 Examples of Base Styles

html, body, form { margin: 0; padding: 0; }

input[type=text] { border: 1px solid #999; }

a { color: #039; }

a:hover { color: #03C; }

2. Layout styles divide the page into sections. Layouts hold all your modules together

Examples of Layout Styles
#header, #article, #footer {    width: 960px;   margin: auto;}
.l-header {    float: left; }

3. Modules are the reusable, modular parts of our design. They are the navigation, callouts, the sidebar sections, and the product list and so on.

This is the meat of the page. Modules sit inside Layout components. Modules can sometimes sit within other Modules, too. Each Module should be designed to exist as a standalone component.

4. State styles are ways to describe how our modules or layouts will look when in a particular state. Is it hidden or expanded? Is it active or inactive?

.s-error {    color: #F00;    background-color: #FEE; }

 Grouping properties  

  1. Box – display, float, position, left, top, height, width and so on.
  2. Border- border-image, and border-radius.
  3. Background
  4. Text – font-family, font-size, text-transform, letter-spacing etc
  5. Other

Enabling webgl in Firefox

Earlier today I was attempting to view an example of 3D in the browser that makes use of webgl but the browser kept insisting webgl wasn’t enabled.

Initial web searches indicate that webgl, which is used to get the 3D working should be running on Firefox (im using 6.0.2) but it clearly was not!


To enable webgl simply type “about:config” into the browser address, promise to be care and then type “webgl” into the filter at the top.  The second option should be “webgl.force-enable” and you’ll need to double-click the value of false changing it to TRUE.

Reload the 3D example page and you should now be up and running.

Jquery – .slidetoggle()

Remember when using the .slidetoggle feature of jquery that you need to set the element that you wish to start hidden e.g. a div called ‘map’ to display:none or else the div will start visible.

Also if using multiple toggles remember to give each a unique set of names (unless you know how to properly code and this can be done in a cleaner fashion.

Dear future self, this will save you 12hrs of head scratching.

Making Firefox mine – extensions and such

Whenever I use another computers browser it is always setup in a unique way, and mine is no different.

Though I have opera, chrome and safari I always come back to ye ole faithful Firefire. I like it naturally because I am used to it, and I got used to it due to some handy extensions that I probably use daily. I thought i’d list them as you may also find them of use:

  1. Firebug. THE must have extension if you are in anyway curious about what is under the hood of any website you come across. This beauty lets you select any page element and reveal the coding secrets behind. Better still, you can make changes and see live previews before your very eyes.
  2. ScreenGrab!
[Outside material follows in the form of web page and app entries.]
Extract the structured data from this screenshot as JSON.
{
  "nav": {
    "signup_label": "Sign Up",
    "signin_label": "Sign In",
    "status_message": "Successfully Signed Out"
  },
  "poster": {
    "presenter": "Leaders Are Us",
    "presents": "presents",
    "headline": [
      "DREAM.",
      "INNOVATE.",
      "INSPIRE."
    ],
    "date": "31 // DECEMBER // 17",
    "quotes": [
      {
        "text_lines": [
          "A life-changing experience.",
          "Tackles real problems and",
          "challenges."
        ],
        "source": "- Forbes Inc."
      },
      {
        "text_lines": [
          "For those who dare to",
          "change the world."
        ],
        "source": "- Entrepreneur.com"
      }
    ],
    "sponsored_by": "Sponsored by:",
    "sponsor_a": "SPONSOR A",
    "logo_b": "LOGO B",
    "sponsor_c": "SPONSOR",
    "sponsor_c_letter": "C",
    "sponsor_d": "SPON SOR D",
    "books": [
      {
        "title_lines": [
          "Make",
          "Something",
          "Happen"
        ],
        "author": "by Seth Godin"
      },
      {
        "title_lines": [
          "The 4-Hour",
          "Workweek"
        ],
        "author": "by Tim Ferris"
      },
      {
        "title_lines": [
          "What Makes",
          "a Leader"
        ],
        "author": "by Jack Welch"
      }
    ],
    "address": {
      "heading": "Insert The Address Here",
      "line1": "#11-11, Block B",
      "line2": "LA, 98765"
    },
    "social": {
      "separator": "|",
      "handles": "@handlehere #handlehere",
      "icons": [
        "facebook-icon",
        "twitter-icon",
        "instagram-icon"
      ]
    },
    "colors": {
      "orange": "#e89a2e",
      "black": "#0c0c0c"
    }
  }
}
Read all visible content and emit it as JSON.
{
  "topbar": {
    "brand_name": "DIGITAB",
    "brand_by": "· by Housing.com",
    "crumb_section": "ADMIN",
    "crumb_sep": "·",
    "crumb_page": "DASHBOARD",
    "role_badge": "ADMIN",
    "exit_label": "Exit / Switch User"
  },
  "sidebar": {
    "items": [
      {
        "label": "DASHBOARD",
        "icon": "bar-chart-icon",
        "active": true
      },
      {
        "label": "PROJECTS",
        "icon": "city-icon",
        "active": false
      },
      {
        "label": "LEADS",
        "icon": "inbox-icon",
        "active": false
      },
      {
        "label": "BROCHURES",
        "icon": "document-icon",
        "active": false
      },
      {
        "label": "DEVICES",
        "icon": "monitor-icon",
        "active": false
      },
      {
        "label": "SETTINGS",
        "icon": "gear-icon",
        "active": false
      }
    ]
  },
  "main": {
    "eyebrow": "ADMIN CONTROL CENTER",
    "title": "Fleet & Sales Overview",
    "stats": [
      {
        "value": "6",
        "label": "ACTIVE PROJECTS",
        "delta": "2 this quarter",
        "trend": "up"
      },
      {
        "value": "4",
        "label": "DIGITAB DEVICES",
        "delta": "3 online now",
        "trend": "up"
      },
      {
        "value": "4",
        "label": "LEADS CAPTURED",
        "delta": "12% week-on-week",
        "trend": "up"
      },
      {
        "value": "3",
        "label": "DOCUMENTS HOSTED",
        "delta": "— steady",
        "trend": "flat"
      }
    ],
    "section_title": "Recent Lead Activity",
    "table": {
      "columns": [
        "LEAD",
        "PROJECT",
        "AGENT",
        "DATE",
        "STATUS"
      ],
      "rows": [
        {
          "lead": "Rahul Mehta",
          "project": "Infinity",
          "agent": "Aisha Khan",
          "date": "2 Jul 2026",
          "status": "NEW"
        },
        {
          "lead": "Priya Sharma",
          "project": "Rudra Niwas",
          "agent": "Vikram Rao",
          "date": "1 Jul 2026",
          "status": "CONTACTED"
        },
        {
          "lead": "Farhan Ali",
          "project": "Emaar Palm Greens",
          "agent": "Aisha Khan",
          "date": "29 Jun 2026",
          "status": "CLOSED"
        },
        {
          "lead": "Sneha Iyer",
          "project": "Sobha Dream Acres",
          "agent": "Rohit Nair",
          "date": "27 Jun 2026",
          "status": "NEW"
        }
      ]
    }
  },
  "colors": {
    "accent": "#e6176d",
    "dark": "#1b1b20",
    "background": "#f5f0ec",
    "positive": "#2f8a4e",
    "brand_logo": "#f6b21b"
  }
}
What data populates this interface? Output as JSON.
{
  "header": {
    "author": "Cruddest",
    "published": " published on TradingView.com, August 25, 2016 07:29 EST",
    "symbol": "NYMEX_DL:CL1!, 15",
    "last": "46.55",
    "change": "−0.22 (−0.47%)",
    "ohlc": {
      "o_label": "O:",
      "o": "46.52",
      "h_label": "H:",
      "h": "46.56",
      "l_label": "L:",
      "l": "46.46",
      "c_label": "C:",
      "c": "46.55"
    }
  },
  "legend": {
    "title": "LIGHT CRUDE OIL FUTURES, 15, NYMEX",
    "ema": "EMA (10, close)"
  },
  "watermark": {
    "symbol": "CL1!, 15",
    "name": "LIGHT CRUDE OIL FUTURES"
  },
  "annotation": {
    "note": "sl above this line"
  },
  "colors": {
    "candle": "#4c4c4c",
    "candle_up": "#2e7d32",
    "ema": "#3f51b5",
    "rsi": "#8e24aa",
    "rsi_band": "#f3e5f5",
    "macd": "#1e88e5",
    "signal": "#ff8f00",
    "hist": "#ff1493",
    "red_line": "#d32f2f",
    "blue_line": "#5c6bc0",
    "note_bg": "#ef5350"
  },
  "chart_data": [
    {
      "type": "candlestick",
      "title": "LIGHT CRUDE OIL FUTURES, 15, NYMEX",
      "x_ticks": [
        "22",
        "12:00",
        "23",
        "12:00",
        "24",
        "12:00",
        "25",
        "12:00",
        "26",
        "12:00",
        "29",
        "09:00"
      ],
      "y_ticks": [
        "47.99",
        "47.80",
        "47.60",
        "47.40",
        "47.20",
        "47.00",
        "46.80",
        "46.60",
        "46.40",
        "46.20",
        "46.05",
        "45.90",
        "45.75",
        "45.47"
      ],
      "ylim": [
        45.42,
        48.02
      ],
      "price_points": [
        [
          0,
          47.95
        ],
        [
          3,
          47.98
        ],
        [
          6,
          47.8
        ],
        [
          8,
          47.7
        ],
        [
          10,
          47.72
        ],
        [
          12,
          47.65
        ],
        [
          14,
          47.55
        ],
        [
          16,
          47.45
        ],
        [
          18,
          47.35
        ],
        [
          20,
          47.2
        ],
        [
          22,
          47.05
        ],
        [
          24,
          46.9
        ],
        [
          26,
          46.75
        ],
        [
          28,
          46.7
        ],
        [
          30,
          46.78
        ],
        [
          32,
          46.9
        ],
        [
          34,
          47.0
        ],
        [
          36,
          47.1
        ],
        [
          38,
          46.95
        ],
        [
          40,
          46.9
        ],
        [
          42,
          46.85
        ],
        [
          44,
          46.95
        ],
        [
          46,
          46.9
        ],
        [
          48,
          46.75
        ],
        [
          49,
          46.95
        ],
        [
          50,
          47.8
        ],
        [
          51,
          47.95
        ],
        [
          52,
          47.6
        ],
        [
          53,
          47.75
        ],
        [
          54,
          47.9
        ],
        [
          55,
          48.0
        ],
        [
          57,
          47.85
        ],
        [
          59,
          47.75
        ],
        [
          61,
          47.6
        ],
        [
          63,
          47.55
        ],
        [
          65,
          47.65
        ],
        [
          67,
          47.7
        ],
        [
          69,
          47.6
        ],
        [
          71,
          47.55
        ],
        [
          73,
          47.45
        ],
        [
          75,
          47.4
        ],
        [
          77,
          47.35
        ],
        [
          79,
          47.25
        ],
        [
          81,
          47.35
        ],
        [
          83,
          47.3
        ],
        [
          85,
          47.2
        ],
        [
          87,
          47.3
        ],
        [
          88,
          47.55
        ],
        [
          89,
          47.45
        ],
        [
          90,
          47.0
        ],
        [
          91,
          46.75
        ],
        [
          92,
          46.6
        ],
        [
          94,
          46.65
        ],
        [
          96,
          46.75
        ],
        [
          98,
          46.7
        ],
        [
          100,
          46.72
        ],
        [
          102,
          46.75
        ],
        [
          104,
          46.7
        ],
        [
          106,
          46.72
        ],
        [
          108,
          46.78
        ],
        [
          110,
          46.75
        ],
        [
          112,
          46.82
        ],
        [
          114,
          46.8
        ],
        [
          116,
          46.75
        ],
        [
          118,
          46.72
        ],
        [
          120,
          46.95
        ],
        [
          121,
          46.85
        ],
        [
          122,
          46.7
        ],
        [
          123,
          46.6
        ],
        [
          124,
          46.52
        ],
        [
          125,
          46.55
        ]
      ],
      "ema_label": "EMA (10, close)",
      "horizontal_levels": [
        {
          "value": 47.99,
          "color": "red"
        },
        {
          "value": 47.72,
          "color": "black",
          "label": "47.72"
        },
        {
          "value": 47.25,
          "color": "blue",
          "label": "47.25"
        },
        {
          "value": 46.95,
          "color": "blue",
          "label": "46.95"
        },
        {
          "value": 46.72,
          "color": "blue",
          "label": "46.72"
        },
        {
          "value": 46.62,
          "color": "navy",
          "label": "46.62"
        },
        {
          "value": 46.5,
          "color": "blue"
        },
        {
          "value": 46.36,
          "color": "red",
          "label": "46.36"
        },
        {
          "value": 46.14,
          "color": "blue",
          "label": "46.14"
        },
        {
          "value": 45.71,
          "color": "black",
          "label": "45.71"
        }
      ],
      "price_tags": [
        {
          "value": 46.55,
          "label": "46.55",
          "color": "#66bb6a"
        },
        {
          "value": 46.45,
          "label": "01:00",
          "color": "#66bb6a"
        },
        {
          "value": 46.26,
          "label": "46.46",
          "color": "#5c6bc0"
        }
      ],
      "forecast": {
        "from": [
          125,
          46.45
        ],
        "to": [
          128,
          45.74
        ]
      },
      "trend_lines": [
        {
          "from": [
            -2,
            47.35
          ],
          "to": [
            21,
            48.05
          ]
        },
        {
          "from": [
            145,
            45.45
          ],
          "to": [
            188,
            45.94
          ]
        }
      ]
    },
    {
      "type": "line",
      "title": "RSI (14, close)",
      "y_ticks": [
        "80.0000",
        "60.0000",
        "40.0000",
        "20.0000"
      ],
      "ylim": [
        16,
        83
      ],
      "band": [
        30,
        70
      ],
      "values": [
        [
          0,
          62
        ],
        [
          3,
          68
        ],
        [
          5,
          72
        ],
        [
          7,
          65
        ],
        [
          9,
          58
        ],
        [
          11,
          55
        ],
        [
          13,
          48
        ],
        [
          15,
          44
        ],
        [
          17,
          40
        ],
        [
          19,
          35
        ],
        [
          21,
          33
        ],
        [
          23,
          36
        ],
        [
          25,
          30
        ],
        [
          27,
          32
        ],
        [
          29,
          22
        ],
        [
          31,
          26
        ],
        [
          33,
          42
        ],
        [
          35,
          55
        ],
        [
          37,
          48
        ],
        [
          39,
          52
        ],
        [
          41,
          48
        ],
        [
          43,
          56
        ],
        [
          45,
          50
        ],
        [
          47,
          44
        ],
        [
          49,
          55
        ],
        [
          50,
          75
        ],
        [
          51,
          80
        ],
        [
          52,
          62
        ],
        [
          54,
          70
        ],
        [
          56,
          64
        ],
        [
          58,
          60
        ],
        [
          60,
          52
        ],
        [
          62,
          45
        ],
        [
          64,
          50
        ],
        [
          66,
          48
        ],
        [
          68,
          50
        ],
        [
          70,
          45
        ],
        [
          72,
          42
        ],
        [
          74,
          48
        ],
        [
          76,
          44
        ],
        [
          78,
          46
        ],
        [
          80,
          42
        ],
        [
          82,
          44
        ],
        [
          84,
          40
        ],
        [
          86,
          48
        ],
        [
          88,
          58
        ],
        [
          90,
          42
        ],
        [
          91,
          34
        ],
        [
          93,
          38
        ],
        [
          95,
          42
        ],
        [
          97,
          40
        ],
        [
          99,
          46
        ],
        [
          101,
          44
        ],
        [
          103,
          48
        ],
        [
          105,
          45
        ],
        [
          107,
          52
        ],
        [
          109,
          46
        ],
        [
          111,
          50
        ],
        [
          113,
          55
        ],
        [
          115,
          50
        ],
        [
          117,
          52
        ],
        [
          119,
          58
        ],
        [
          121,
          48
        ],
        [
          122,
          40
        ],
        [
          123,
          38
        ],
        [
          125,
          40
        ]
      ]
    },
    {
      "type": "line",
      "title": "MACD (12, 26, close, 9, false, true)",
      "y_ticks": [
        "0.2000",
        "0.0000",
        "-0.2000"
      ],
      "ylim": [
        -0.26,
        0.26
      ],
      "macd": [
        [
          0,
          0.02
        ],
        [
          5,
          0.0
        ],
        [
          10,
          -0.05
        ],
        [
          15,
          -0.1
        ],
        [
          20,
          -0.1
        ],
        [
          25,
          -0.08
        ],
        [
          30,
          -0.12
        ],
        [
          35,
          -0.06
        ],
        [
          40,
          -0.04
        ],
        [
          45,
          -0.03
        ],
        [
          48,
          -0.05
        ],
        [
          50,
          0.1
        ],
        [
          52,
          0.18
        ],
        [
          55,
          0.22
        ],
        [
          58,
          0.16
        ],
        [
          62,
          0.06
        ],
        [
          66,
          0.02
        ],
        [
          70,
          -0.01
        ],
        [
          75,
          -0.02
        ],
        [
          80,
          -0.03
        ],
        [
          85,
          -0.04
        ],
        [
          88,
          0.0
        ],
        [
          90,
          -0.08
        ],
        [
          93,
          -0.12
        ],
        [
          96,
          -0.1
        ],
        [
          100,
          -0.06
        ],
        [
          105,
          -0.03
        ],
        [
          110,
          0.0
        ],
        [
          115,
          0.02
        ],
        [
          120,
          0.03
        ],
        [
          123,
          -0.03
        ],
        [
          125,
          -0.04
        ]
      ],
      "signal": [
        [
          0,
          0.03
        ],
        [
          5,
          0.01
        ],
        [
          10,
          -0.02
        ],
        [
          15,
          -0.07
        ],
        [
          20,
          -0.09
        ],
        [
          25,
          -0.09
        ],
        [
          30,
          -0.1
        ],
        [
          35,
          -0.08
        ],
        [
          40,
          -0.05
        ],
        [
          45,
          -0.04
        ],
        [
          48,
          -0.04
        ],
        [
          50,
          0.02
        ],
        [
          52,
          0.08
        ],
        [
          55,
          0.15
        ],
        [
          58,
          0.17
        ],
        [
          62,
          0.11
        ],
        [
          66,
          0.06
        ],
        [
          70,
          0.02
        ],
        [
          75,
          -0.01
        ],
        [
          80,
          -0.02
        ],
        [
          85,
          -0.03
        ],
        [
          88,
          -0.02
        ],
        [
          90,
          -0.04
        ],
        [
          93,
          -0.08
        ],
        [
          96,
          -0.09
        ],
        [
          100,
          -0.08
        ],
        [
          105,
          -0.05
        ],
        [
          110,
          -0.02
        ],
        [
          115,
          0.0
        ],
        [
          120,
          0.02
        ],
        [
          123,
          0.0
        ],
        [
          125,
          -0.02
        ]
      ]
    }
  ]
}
I collect website screengrabs of sites that catch my eye and for keeping an archive of old designs before I update.
  3. Colorzilla. A really quick way to grab all the colours you find that you just have to have.
  4. Web developer toolbar. The ruler for measuring gaps between elements is worth the download alone.
  5. Open Attribute. The ultra fast way to get Creative Commons license details in the correct format at the click of a button.